Your task – In the data that follows, every line containing the word "icon" should be returned.

####

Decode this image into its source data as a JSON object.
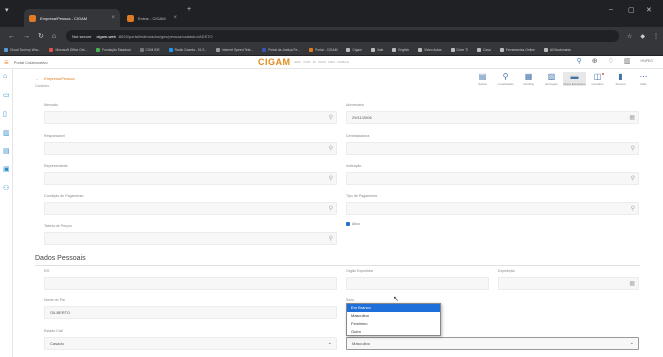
{
  "browser": {
    "tabs": [
      {
        "title": "Empresa/Pessoa - CIGAM",
        "color": "#e07b24"
      },
      {
        "title": "Entrar - CIGAM",
        "color": "#e07b24"
      }
    ],
    "url_warning": "Not secure",
    "url_host": "cigam-web",
    "url_path": ":8520/portal/elaborados/ges/pessoa/cadastro/ADSTO",
    "bookmarks": [
      "Cloud Tool my Wra...",
      "Microsoft Office Onl...",
      "Fundação Estadual",
      "CGM IDE",
      "Radio Gazeta - 91.9...",
      "Internet Speed Test...",
      "Portal da Justiça Fe...",
      "Portal - CIGAM",
      "Cigam",
      "Vale",
      "English",
      "Video Aulas",
      "Drive TI",
      "Casa",
      "Ferramentas Online",
      "All Bookmarks"
    ]
  },
  "app": {
    "menu_title": "Portal Colaborativo",
    "logo": "CIGAM",
    "logo_subtitle": "ERP · CRM · BI · WMS · MES · MOBILE",
    "user": "HNPEG"
  },
  "page": {
    "breadcrumb": "Empresa/Pessoa",
    "subtitle": "Cadastro"
  },
  "toolbar": [
    {
      "label": "Salvar",
      "icon": "save-icon",
      "glyph": "▤"
    },
    {
      "label": "Localização",
      "icon": "location-icon",
      "glyph": "⚲"
    },
    {
      "label": "Vending",
      "icon": "vending-icon",
      "glyph": "▦"
    },
    {
      "label": "Entregas",
      "icon": "deliveries-icon",
      "glyph": "▧"
    },
    {
      "label": "Mapa Estatístico",
      "icon": "chart-icon",
      "glyph": "▬"
    },
    {
      "label": "Contatos",
      "icon": "contacts-icon",
      "glyph": "◫"
    },
    {
      "label": "Anexos",
      "icon": "attachments-icon",
      "glyph": "▮"
    },
    {
      "label": "Mais",
      "icon": "more-icon",
      "glyph": "⋯"
    }
  ],
  "form": {
    "mercado_label": "Mercado",
    "aniversario_label": "Aniversário",
    "aniversario_value": "29/11/2006",
    "responsavel_label": "Responsável",
    "centralizadora_label": "Centralizadora",
    "representante_label": "Representante",
    "indicacao_label": "Indicação",
    "condicao_label": "Condição de Pagamento",
    "tipo_pagamento_label": "Tipo de Pagamento",
    "tabela_label": "Tabela de Preços",
    "ativo_label": "Ativo",
    "section_title": "Dados Pessoais",
    "rg_label": "RG",
    "orgao_label": "Orgão Expedidor",
    "expedicao_label": "Expedição",
    "nome_pai_label": "Nome do Pai",
    "nome_pai_value": "GILBERTO",
    "sexo_label": "Sexo",
    "estado_civil_label": "Estado Civil",
    "estado_civil_value": "Casado",
    "sexo_value": "Masculino"
  },
  "dropdown": {
    "options": [
      "Em Branco",
      "Masculino",
      "Feminino",
      "Outro"
    ],
    "highlighted": "Em Branco"
  }
}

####

Exercise output –
      "icon": "save-icon",
      "icon": "location-icon",
      "icon": "vending-icon",
      "icon": "deliveries-icon",
      "icon": "chart-icon",
      "icon": "contacts-icon",
      "icon": "attachments-icon",
      "icon": "more-icon",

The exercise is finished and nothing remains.